For those that don’t know, a SMaSH beer is a single malt, single hop beer and a perfect vehicle to really get to know a new hop variety. I have gotten very lucky so far with Nelson Sauvin, using it in a previous recipe called Saison Du Sauvin. In the saison, it took center stage with a very distinct white wine grape characteristic which paired very well with the yeast and malt bill. So that won me over, but I have been reading a bit about the great tropical fruit character and thought I could push the boundaries a bit. I chose Maris Otter since it brings some nice malty character to the table all on its own, and Nottingham yeast, which ferments fairly clean and drops clear. I added some piloncillo sugar to bring a little character and dry this out. I also built RO water to the Pale Ale profile in Bru’n Water.
|Batch Size||Boil Time||IBU||SRM||Est. OG||Est. FG||ABV|
|10.5 gal||60 min||67.0 IBUs||7.6 SRM||1.064 SG||1.014 SG||6.6 %|
|Name||Cat.||OG Range||FG Range||IBU||SRM||Carb||ABV|
|American IPA||14 B||1.056 - 1.075||1.01 - 1.018||40 - 70||6 - 15||2.2 - 2.7||5.5 - 7.5 %|
|Pale Malt, Maris Otter||20 lbs||95.24|
|Nelson Sauvin||1.06 oz||60 min||Boil||Pellet||12|
|Nelson Sauvin||1.06 oz||30 min||Boil||Pellet||12|
|Nelson Sauvin||1.06 oz||15 min||Boil||Pellet||12|
|Nelson Sauvin||2.12 oz||30 min||Aroma||Pellet||12|
|Nelson Sauvin||3.17 oz||3 days||Dry Hop||Pellet||12|
|Irish Moss||1.00 tsp||10 min||Boil||Fining|
|Nottingham (-)||Danstar||75%||57°F - 70°F|
|Download this recipe's BeerXML file|
This beer has been racked and carbonating for a week. I split the batch with a neighbor – whose version is missing 2 additional ounces of dry hops in the keg. So that skews my batch heavily in terms of aroma. So some quick tasting notes…
Changed the name because this is freaking out my tongue and nose from Otter SMaSH Nelson to Full Nelson. My face is really trying to understand what is going in in the glass… tough
Looks: This is not dropping clear at all – it is a pale milky orange, still slightly under carbed. I will try to clarify with some gelatin later. Golden. Clears slightly at it warms. No head.
Aroma: Cat pee, dank, and this is very surprising. The dry hop in the keg is pungent and sharp. At first whiff, there is green grass and something slightly sulfur under that, and then with a full nose in and deep breath comes the ammonia. So while this sounds terrible, it is not. There is a lot of fruit going on, slightly citrus but very tropical. Think mango with a lot of lemon lime. No malt or yeasty esters at all. HOP BOMB

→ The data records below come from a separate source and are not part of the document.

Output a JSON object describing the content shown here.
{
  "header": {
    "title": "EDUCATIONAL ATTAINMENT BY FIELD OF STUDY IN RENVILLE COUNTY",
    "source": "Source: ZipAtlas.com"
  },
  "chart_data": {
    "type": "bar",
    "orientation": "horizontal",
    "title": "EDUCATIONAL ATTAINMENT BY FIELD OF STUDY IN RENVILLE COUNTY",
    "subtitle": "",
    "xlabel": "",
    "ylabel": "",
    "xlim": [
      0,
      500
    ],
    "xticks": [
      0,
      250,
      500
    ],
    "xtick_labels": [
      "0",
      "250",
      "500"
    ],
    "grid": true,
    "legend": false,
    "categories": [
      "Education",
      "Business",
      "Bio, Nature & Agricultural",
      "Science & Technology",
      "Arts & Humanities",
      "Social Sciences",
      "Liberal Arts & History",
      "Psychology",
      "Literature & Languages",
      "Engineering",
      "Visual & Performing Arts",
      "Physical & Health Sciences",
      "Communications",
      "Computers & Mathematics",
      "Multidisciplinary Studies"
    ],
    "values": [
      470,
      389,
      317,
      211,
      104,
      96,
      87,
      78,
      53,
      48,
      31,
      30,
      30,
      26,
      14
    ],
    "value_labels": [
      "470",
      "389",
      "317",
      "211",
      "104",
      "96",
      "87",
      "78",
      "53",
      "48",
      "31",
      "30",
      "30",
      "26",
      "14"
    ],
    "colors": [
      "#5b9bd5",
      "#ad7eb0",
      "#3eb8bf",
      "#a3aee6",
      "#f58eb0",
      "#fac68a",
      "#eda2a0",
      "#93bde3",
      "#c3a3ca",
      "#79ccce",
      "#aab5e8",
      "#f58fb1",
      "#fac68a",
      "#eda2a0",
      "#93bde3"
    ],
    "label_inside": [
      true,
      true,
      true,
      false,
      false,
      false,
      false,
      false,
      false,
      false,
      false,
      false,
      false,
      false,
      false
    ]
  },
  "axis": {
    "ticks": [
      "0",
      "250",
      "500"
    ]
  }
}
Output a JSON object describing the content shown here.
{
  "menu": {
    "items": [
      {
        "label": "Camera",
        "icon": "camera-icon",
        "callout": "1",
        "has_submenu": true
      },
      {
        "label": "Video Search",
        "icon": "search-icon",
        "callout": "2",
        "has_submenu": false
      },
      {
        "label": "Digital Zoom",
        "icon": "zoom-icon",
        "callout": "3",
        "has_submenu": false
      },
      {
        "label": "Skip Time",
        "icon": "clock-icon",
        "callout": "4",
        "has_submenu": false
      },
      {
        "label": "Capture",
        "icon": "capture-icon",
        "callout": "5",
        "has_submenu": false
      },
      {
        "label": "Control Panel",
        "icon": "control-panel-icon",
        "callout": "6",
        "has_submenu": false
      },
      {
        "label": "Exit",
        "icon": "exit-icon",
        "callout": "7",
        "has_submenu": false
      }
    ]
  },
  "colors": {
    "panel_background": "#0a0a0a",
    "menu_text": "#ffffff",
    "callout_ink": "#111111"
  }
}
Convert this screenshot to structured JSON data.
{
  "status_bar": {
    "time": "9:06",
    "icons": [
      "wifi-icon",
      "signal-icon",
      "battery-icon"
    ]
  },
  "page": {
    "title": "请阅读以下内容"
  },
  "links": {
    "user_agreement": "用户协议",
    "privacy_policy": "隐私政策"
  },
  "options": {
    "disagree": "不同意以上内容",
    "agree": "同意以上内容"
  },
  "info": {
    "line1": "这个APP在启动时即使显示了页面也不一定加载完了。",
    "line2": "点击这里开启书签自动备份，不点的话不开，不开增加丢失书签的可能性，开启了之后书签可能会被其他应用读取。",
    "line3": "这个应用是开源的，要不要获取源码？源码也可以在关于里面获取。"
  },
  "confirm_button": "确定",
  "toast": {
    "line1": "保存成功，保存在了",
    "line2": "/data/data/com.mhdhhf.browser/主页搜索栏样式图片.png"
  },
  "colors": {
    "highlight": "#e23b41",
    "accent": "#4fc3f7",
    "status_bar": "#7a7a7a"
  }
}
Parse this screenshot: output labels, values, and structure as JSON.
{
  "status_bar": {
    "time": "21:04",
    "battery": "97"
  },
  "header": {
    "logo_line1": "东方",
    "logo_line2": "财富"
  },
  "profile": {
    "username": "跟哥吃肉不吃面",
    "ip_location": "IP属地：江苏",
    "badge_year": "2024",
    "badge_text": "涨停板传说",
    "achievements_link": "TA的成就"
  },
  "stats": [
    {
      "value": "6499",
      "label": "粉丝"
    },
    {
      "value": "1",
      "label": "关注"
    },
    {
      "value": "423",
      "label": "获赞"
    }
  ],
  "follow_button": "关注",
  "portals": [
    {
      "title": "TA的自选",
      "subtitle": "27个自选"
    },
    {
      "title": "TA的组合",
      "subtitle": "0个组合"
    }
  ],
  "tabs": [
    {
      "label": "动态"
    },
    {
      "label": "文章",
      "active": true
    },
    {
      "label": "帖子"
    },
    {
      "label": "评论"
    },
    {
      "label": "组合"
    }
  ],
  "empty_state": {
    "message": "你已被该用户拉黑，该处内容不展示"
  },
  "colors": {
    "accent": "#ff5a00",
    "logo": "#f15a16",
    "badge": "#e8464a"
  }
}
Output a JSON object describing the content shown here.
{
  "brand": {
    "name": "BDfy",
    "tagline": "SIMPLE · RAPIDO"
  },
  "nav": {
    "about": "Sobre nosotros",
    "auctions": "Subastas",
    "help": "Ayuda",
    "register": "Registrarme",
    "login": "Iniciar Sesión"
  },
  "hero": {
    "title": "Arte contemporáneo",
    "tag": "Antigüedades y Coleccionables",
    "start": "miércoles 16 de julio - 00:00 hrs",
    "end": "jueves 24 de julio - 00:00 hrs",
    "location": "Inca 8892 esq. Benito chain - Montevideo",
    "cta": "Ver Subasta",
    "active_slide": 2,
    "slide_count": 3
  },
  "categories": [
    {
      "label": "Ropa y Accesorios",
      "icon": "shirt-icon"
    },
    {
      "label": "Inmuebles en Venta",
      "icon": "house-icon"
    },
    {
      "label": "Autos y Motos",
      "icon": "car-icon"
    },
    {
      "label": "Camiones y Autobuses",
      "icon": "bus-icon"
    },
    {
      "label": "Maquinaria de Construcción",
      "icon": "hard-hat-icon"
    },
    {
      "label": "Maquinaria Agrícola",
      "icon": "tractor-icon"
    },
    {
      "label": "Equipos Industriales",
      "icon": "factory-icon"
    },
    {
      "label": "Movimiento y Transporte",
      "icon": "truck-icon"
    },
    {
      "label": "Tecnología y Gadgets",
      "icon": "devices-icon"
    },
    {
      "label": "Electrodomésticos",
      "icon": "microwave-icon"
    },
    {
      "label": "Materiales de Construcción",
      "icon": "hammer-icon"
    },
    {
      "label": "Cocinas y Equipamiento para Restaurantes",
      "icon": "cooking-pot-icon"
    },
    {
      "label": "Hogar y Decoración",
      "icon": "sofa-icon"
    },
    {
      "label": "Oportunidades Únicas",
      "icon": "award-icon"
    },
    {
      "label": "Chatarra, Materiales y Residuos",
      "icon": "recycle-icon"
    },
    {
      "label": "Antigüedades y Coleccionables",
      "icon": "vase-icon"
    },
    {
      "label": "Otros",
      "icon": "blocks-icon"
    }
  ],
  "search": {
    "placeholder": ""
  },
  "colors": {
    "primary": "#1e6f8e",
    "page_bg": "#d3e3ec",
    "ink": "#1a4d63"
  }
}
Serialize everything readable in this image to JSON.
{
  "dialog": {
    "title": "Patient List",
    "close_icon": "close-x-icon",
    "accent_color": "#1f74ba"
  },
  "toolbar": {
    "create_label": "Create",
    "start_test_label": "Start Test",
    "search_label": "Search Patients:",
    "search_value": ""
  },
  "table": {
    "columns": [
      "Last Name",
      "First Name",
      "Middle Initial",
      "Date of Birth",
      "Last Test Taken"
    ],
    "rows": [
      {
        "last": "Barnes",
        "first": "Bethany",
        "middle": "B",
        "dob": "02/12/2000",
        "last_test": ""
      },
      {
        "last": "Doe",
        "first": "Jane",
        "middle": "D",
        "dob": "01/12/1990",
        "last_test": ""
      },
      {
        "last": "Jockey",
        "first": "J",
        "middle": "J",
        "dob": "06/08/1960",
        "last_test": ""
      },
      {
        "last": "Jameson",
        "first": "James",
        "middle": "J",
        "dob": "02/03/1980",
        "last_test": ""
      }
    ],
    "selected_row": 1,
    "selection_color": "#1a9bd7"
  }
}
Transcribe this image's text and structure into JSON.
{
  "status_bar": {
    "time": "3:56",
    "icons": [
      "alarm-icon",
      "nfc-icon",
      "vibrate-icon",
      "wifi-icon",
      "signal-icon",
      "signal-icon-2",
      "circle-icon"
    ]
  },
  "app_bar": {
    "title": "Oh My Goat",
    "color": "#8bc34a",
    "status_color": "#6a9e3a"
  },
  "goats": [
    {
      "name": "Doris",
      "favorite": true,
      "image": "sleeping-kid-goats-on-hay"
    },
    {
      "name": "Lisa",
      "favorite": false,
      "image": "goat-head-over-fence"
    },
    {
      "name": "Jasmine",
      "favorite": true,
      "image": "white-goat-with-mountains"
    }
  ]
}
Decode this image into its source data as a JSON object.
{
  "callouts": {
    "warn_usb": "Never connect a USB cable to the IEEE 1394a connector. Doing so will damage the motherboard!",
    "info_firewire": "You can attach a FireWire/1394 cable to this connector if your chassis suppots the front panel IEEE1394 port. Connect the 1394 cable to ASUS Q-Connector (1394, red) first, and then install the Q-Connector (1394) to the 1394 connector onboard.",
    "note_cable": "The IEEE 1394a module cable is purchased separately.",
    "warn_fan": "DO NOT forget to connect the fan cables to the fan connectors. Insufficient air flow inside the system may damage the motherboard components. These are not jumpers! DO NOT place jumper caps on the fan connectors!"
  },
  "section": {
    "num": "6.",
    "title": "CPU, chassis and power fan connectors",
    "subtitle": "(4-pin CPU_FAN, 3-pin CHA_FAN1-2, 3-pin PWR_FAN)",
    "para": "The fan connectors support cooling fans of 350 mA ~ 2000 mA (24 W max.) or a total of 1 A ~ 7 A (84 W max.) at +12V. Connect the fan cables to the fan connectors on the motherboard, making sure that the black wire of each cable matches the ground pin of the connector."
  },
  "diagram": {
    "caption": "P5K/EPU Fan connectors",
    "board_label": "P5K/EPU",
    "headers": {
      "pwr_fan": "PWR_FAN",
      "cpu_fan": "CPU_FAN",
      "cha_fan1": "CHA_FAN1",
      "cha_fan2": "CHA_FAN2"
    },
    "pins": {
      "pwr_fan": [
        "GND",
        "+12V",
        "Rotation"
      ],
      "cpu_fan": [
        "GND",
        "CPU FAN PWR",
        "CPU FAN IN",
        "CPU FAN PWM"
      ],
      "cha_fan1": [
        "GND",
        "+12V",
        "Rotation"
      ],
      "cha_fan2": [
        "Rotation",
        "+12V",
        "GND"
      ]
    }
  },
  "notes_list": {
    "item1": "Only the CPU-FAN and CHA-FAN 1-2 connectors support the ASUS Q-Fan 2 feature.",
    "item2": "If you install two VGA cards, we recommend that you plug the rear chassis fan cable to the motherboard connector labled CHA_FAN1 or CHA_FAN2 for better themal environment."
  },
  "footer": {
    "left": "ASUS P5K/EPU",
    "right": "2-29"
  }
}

Flavor: Very smooth bitterness, doesn’t have the IPA sharp hit I expected. Tastes like a FWH beer, but it was not. Additions were layered in – but sharp bitterness isn’t coming through. Very dry – no residual sweetness. A bit of sweet tangerine or blood orange on the tongue, but BIG HOP FLAVOR. Some sharp acidity, but a very long finish to the taste. Sticks around. Definitely needs crystal malt to fortify and back this up. I would not put this at 60+ IBU, more in the pale ale range.
Overall: I am on the fence on this beer. It has the potential to be a great beer, but as a SMaSH, pulling back and balancing the hops is necessary. The layered additions approach is different than I usually hop (small bittering with big late hops), but I think it highlights how a hop works and its potential. The bittering is not obvious but the flavor and aroma are spectacularly fragrant and intense. I really want to see how this matures. A few weeks on gas and lagering may turn it around into a flavorful easy drinking beer. Right now – this is a palette wrecker. Juicy and pithy.
A week later: The beer is starting to drop clear, although some haze remains. The intensity of the pungent aroma and flavor is mellowing somewhat, but still strong. Curiously, the bittering seems to have intensified somewhat, perhaps as the hop flavor smooths a bit.